• [What the task asks] From the records, report how many lines hold the word "date", with the number as the sole reply.

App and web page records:
------------------------------------------------------------------------
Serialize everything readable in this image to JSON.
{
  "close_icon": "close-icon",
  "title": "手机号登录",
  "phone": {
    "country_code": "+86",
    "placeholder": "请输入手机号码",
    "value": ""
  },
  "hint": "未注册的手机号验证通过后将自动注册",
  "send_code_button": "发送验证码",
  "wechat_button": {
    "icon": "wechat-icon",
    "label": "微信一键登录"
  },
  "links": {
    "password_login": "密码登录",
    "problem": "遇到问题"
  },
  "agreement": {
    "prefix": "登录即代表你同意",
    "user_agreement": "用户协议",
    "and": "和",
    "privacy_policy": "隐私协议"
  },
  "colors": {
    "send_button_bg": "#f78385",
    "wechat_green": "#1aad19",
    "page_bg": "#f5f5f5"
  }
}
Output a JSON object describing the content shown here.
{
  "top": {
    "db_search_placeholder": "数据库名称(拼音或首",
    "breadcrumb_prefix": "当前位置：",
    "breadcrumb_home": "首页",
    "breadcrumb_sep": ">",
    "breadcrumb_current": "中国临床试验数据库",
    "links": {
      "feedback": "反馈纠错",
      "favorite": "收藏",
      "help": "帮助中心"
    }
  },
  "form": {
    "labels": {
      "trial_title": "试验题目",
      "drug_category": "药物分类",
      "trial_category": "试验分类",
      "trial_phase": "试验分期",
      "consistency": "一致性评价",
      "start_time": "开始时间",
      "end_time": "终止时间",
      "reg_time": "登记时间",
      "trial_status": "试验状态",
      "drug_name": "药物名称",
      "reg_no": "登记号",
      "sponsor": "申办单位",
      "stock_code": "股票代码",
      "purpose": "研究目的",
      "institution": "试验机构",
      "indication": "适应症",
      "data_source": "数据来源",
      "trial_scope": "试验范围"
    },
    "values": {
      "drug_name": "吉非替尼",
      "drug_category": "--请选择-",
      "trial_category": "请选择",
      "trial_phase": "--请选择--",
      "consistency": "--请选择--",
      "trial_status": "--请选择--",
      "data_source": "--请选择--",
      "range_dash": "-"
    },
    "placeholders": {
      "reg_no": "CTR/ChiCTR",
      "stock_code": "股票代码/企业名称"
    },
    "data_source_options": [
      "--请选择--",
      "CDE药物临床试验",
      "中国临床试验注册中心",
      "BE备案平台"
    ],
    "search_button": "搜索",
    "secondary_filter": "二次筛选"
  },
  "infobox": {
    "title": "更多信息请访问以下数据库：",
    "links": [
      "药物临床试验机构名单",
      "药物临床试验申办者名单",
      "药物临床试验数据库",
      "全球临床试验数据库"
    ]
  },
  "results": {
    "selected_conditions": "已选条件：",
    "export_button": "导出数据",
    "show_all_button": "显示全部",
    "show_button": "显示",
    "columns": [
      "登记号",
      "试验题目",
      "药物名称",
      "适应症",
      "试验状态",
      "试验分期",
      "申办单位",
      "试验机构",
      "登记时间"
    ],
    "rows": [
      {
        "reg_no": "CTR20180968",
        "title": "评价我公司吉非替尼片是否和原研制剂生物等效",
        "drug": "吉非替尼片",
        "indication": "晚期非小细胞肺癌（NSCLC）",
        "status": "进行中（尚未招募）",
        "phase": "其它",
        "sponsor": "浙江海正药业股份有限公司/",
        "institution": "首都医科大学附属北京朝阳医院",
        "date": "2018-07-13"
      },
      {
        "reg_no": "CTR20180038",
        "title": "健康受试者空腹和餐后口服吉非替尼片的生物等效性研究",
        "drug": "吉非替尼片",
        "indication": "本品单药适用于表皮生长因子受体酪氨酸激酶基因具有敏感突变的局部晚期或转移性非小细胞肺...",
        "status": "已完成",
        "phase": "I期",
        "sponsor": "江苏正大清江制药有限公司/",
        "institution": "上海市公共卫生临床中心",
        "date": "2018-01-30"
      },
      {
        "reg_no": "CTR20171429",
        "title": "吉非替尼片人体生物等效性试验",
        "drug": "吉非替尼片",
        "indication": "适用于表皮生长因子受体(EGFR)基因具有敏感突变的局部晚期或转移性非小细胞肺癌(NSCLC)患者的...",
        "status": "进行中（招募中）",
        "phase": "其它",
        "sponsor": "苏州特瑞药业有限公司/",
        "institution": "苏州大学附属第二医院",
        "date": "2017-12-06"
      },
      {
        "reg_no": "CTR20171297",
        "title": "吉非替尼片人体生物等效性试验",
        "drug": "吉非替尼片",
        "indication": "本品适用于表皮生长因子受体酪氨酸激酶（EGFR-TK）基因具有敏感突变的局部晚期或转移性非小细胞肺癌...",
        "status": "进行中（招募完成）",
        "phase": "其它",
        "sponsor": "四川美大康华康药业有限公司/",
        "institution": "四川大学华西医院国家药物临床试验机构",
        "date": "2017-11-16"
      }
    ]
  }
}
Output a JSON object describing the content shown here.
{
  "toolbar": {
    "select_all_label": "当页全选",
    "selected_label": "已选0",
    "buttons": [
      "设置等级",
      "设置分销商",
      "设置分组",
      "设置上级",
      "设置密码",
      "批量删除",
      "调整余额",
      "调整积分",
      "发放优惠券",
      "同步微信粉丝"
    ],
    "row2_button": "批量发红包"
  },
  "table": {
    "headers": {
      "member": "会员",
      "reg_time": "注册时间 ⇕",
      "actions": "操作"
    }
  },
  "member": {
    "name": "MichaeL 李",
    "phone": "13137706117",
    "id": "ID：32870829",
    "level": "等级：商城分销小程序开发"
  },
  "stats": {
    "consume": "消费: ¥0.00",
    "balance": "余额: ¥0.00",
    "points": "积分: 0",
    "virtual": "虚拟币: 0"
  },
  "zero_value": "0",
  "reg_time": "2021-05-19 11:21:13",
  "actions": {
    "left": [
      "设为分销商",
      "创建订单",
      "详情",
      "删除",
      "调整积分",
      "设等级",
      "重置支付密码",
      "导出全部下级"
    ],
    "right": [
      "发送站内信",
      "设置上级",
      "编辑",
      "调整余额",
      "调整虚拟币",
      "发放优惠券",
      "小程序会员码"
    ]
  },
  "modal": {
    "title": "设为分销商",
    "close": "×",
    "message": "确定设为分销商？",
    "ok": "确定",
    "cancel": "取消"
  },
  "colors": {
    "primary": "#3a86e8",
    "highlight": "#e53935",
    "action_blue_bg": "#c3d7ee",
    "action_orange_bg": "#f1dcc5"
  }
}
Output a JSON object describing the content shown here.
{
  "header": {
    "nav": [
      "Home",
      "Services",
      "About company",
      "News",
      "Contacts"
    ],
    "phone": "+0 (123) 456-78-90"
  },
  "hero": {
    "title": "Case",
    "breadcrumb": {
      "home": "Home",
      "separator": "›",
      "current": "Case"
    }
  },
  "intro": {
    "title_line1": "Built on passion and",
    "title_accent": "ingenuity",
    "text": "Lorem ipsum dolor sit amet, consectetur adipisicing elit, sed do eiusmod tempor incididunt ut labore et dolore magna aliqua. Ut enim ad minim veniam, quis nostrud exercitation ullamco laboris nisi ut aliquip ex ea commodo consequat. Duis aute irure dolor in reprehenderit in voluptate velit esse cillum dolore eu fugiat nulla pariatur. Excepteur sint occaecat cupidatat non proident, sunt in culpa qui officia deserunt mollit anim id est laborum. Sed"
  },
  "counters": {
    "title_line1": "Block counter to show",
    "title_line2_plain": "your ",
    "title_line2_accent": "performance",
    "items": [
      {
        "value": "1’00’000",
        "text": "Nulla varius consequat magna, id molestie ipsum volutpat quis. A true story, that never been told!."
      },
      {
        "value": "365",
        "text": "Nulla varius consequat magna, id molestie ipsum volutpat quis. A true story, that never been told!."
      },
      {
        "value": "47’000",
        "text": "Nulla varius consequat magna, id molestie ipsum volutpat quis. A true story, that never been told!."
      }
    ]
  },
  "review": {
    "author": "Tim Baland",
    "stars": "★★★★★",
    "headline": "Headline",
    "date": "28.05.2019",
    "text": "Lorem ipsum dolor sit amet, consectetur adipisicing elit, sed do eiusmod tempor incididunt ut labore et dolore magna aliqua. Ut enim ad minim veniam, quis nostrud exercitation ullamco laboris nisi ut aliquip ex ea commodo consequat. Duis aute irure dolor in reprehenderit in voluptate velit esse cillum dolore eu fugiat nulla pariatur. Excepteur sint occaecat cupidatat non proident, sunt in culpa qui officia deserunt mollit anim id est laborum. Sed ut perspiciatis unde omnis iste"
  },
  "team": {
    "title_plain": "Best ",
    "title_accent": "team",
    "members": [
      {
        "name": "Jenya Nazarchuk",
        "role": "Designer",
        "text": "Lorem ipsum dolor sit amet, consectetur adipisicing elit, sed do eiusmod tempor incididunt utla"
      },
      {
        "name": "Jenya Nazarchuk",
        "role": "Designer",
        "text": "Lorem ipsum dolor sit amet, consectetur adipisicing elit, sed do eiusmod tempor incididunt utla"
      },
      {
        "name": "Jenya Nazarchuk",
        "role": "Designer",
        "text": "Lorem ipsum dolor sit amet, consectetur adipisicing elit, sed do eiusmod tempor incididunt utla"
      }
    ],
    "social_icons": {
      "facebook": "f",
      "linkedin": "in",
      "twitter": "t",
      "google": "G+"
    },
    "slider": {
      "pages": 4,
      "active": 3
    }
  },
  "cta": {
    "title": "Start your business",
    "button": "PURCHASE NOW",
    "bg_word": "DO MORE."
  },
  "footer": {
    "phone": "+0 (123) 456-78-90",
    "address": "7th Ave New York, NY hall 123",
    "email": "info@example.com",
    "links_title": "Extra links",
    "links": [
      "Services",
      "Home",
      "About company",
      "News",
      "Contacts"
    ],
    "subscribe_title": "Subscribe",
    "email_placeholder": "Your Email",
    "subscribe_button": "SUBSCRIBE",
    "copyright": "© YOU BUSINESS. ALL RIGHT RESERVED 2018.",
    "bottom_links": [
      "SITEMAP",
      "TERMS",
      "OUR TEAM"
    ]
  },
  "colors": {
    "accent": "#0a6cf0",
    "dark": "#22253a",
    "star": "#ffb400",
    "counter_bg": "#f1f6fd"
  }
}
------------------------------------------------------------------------
• [Solution to this exercise] 5